Exercise instructions
Search the records for the string "true" and copy every line where it turns up.

Provided data
####################
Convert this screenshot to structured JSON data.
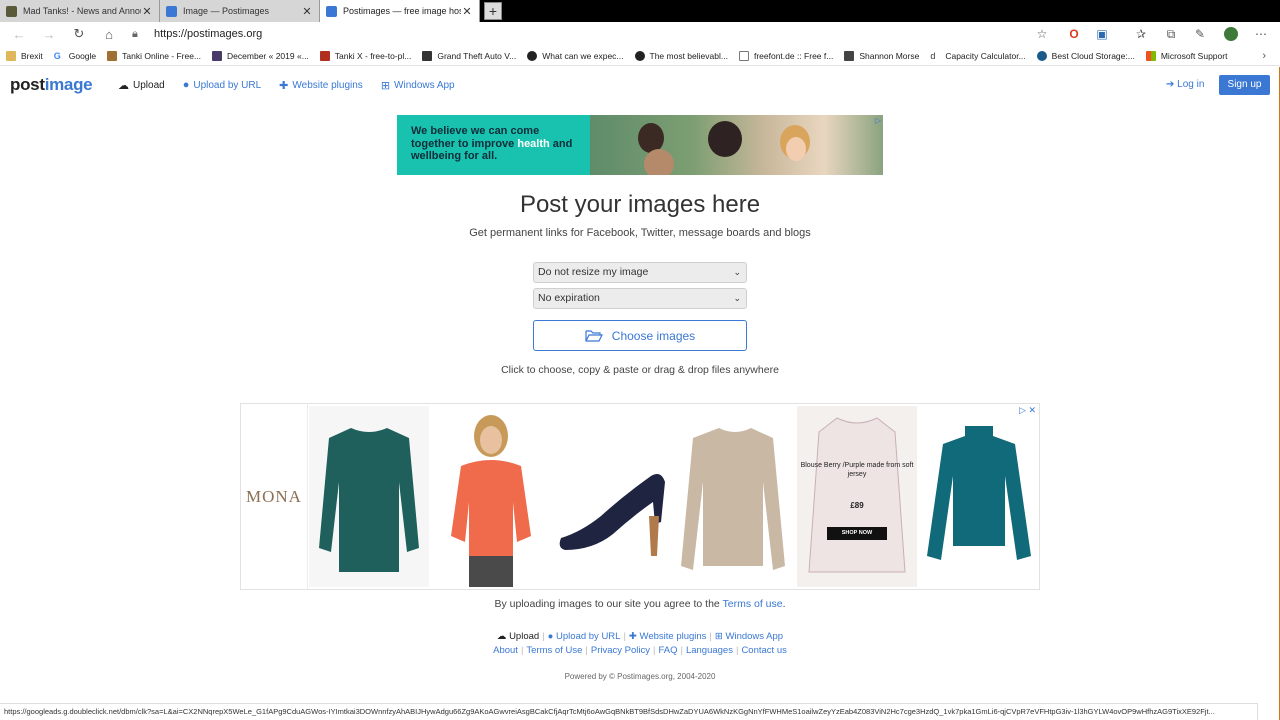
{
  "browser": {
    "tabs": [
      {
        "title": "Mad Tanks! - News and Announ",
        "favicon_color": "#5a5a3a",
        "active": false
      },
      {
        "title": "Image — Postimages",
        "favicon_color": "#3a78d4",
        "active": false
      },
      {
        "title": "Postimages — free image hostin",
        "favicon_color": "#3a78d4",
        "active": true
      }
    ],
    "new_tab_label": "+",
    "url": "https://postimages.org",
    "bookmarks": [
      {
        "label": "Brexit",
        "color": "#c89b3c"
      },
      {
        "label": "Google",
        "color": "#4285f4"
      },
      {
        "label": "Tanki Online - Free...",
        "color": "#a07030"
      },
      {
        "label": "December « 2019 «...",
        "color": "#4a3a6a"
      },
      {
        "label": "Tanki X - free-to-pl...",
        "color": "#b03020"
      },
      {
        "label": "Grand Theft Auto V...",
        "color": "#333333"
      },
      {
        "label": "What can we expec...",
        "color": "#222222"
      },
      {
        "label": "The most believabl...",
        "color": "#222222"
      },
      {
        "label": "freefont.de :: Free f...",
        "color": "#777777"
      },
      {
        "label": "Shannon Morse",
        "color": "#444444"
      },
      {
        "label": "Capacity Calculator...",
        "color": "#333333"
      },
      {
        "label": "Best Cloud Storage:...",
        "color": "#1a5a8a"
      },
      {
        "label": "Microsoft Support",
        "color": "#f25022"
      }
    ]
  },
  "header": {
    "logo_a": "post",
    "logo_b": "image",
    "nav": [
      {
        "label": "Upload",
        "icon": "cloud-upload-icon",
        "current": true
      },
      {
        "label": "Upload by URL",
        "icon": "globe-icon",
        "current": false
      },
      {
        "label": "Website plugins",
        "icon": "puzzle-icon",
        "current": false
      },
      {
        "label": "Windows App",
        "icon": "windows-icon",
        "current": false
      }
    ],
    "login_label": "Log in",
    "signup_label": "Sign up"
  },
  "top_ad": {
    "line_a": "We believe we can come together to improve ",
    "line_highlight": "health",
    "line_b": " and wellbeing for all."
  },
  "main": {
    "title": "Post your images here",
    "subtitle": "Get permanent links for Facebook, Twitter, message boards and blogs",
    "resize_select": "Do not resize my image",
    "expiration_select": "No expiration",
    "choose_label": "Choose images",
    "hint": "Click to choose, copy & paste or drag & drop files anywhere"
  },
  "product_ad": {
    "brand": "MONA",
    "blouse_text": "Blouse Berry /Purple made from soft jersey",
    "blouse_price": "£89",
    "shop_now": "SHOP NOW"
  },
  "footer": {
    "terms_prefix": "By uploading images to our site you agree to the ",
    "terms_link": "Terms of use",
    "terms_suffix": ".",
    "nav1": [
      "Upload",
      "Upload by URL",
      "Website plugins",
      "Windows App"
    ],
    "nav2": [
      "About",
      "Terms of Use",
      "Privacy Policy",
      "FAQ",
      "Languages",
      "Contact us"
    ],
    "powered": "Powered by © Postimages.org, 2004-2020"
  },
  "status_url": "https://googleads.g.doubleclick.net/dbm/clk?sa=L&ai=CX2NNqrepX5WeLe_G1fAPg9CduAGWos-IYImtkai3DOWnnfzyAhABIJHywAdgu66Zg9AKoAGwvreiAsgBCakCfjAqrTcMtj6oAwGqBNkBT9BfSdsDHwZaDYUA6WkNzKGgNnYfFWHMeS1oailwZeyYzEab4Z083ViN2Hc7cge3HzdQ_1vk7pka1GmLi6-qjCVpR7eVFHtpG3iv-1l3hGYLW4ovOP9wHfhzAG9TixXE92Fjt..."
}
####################
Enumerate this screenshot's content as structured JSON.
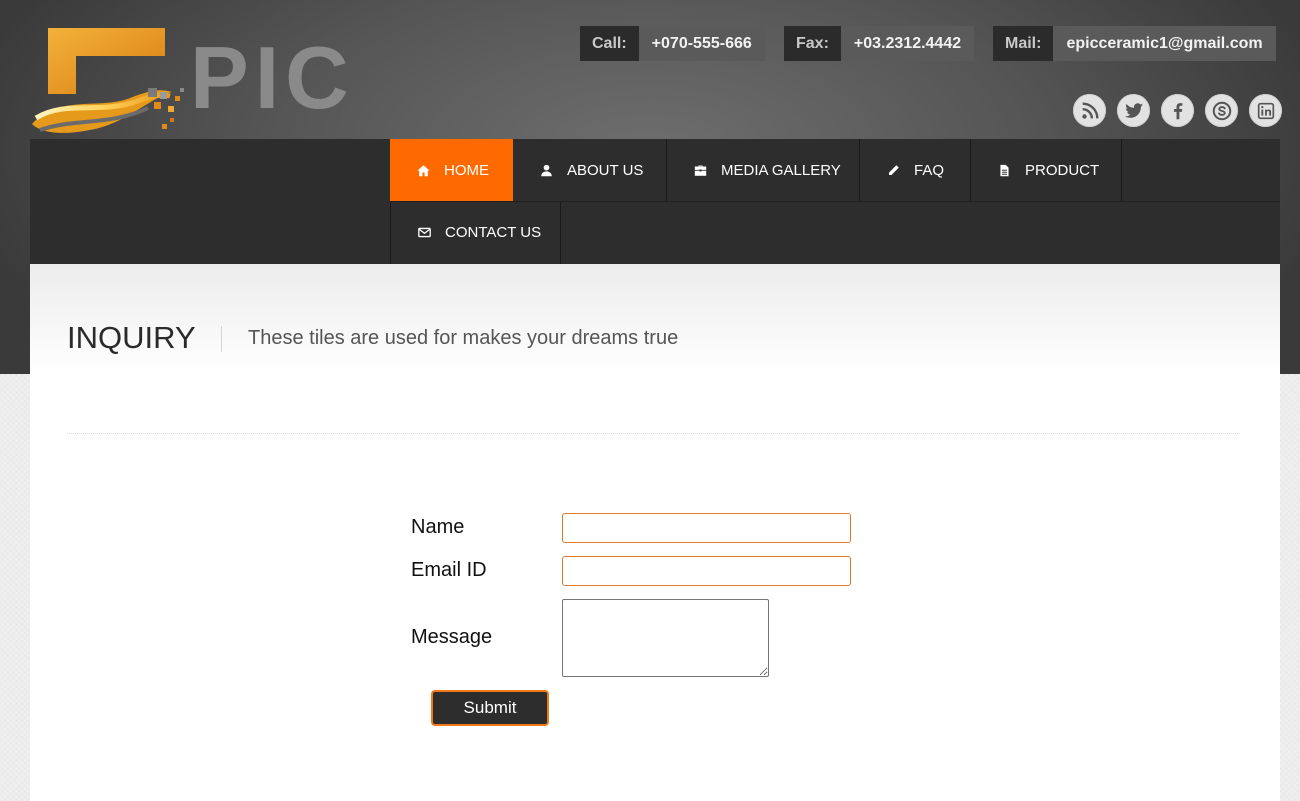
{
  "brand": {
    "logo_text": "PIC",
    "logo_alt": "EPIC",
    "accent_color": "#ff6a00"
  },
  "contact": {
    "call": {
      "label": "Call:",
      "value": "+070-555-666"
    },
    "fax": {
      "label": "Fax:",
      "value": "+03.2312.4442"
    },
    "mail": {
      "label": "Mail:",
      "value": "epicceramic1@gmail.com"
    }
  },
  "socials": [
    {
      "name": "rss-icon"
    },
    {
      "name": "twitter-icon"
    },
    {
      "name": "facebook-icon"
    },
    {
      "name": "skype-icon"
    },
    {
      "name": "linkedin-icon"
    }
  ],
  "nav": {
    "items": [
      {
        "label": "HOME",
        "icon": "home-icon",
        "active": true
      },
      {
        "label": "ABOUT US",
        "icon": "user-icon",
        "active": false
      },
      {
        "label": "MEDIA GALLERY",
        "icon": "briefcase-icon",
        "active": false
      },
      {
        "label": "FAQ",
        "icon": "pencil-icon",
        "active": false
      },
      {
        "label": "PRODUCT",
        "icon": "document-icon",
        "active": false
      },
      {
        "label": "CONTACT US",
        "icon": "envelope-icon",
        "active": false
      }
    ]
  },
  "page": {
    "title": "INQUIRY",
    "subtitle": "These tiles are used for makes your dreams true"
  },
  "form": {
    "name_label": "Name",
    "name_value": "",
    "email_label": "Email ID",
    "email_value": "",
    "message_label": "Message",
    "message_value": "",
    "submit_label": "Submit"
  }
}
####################
Completed task
        "active": true
        "current": true
        "active": true
    "subtitle": "These tiles are used for makes your dreams true"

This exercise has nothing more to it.